In today’s ever-connected cloud world, our communication and collaboration platforms are constantly evolving. While team workspaces and enterprise social platforms are more prevalent than ever, email continues to be the predominant means of business communication.
In many organizations, the demand and usage of email have grown considerably over time. The proliferation of email archives and PSTs is a common occurrence and often stems from the early 2000s when storage was a lot more expensive than it is today. Back then, many organizations had no choice but to implement very small mailbox quotas, often less than 100MB. Personal Storage Table (PST) files can be created in Microsoft Outlook and provide a way for users to archive messages and other email data to their local computer. PSTs are usually a direct result of end users getting around small mailbox quotas and since these files are stored locally on the end users’ computers, they are an information management nightmare. In many instances, the challenge of managing PSTs is further complicated by the existence of one or more data archiving solutions, which were probably intended to ease the burden and replace PSTs.

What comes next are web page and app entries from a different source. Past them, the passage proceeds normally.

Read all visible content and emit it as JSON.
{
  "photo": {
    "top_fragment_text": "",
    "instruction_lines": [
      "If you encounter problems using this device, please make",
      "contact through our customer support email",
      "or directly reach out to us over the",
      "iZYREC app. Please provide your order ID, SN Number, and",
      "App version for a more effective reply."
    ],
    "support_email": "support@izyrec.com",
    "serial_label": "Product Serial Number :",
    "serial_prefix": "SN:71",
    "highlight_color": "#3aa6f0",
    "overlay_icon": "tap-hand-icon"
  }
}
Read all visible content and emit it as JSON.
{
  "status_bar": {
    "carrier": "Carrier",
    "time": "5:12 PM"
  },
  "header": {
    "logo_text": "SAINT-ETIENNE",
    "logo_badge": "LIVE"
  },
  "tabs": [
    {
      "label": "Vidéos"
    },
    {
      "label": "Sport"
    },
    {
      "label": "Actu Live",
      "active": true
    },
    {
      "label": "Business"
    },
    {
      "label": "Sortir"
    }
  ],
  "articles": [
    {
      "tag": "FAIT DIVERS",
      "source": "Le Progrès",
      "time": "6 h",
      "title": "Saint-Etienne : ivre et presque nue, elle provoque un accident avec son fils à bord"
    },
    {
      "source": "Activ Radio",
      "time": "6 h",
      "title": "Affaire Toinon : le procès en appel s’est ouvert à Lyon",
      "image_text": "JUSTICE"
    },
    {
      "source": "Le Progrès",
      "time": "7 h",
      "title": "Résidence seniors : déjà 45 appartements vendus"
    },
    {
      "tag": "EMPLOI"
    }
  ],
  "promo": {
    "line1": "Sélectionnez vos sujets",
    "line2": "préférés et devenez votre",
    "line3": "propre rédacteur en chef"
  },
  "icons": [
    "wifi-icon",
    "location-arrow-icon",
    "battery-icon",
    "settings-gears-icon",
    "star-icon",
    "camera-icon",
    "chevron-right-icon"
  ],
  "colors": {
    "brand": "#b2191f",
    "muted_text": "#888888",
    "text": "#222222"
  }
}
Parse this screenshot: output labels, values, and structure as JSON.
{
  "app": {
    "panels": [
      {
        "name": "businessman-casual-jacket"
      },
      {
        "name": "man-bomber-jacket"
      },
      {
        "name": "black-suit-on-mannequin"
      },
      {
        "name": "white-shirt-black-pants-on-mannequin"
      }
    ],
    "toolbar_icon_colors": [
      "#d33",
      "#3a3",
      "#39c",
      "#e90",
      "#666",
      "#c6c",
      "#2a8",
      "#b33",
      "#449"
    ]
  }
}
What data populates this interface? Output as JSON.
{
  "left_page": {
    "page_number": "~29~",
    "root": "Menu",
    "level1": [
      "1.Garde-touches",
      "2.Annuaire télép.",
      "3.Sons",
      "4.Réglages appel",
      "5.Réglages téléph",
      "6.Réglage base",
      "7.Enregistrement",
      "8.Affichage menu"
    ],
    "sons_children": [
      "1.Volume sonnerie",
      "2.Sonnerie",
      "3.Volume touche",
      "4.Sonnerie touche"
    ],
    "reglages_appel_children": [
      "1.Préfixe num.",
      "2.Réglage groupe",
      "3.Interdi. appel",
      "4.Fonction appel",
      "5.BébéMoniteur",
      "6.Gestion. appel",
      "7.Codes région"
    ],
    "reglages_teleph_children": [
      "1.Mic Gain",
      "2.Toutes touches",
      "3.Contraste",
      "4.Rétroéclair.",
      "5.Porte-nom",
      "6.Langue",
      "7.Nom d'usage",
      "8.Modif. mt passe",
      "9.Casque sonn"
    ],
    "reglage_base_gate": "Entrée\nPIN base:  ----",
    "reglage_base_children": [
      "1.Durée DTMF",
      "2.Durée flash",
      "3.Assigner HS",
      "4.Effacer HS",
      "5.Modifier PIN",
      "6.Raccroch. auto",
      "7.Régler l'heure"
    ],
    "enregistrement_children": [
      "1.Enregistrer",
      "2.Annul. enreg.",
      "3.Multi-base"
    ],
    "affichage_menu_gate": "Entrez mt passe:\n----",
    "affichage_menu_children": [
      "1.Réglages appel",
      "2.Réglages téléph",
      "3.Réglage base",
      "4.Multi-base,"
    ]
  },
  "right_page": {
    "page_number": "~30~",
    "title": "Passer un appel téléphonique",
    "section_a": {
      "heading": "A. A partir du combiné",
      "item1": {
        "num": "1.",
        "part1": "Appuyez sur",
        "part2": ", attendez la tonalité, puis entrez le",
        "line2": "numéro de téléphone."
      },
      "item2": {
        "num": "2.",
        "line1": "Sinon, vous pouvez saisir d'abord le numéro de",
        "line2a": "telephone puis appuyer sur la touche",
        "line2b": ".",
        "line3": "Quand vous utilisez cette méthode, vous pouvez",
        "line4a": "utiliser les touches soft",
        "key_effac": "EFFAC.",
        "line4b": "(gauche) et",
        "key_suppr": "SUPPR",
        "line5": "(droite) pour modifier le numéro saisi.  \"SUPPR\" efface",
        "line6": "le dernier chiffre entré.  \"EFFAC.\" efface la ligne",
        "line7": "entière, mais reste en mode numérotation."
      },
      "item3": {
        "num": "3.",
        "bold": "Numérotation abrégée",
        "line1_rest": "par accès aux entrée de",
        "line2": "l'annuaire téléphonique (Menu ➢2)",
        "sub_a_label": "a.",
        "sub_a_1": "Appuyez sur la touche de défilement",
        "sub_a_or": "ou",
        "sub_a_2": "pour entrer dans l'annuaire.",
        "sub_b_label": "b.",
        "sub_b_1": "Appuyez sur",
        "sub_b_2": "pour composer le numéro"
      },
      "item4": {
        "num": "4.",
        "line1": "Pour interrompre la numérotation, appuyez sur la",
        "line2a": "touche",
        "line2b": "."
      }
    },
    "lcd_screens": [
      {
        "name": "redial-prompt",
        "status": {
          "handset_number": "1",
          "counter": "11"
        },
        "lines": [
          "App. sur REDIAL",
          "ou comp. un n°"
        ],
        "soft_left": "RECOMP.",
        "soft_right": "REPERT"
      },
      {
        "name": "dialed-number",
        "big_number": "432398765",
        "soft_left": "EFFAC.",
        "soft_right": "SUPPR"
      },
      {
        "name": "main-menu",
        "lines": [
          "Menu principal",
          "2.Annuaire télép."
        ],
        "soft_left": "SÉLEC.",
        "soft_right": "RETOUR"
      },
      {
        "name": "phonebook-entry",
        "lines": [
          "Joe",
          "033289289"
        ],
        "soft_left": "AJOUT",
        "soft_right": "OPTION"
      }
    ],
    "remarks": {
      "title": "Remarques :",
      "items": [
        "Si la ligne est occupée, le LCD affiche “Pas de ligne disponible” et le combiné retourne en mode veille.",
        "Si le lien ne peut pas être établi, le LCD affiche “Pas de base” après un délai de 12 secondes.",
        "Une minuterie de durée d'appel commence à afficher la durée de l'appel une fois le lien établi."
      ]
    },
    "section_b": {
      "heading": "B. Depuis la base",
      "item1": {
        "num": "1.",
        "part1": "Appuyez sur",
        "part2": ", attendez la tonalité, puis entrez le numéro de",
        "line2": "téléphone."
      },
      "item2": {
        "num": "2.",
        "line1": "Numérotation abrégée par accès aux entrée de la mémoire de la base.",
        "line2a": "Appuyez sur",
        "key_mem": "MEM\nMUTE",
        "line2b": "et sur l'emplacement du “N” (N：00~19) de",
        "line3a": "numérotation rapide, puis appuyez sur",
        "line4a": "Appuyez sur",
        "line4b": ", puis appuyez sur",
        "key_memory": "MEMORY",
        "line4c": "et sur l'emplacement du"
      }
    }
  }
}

As more and more organizations look to the cloud for productivity efficiencies and cost reduction, there has never been a better time to address all this archived data and reduce the costs associated with storing it on-premises. Large mailboxes and auto-expanding archives in Office 365 make it the obvious choice for storing this data. In this two-part series, we’ll take a high-level look at the five phases of an archive elimination project.
Eliminating archives and PSTs might seem like a daunting task. Archive solutions by their very nature are designed to securely store data and maintain chain of custody. Therefore, it could be challenging to export archived data, and depending on the archive solution being used, your migration or consolidation options might be limited. There is more to consider when planning your project than simply migrating the data. A typical archive consolidation or elimination project involves the following high-level phases:
Let’s take a closer look at the Restrict phase.
Restricting the creation of new archives is the very important first step of this two-step phase and will allow you to quantify the size of problem with the knowledge that it will not continue to grow. When using an archive solution, it might be as simple as disabling it. For PSTs, this phase should restrict the creation of new files and prevent the addition of new content to existing ones. This can easily be done via Active Directory Group Policy by adding the following registry values to client computers:
The <x>.0 placeholder represents the version of Outlook as follows:
The second step in this phase is to implement a data retention policy if one does not already exist. The goal is to prevent uncontrollable data growth while ensuring compliance with any applicable legislation and regulations. Archive and retention policies in Exchange and Exchange Online are a great way to achieve this goal.
In the second post in this series, we’ll take a closer look at each of the remaining phases and share some tips to help you along the way.
Want to find out more about eliminating your PST problem? Find out more.